Twenty Years After by Alexandre Dumas Chapter 82 Page 4

Comminges saw that he was undecided.

“‘Tis a very strong post,” he resumed, “and we have forty good men, tried soldiers, having no connection with Frondeurs nor any interest in the Fronde.”

“If we put these three men together, Monsieur Comminges,” said Mazarin, “we must double the guard, and we are not rich enough in fighting men to commit such acts of prodigality.”

Comminges smiled; Mazarin read and construed that smile.

“You do not know these men, Monsieur Comminges, but I know them, first personally, also by hearsay.

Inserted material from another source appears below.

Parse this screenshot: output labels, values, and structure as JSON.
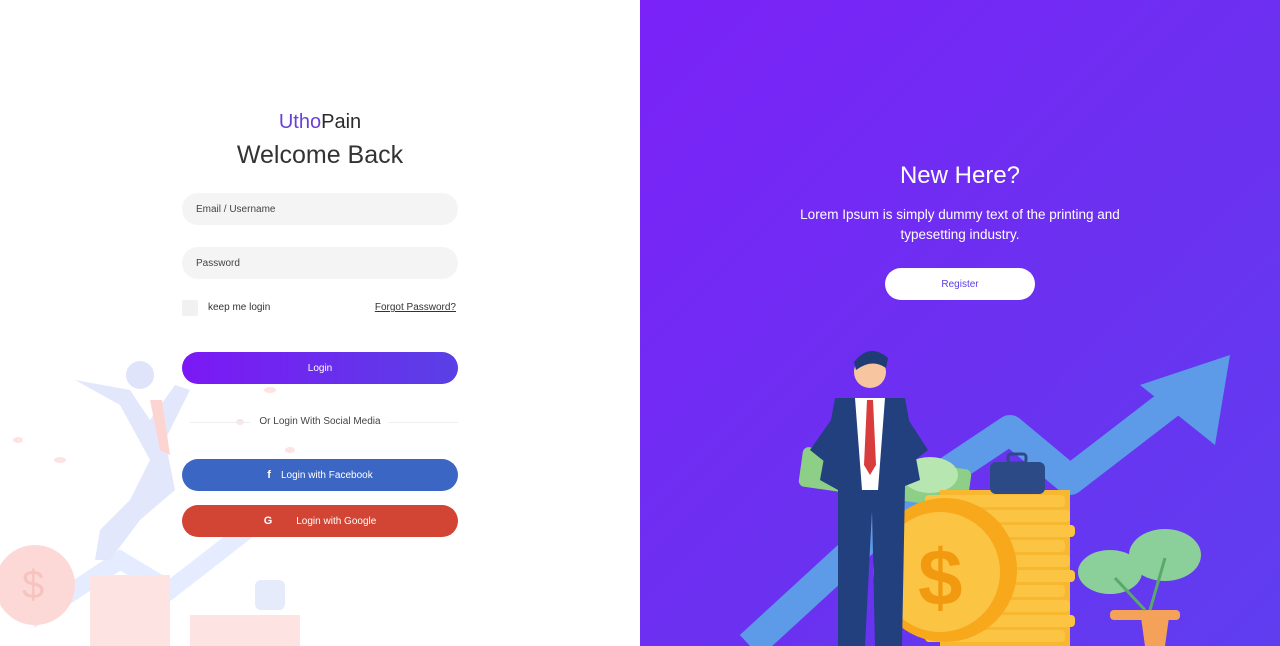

I sent them to carry aid to King Charles and they performed prodigies to save him; had it not been for an adverse destiny, that beloved monarch would this day have been among us.”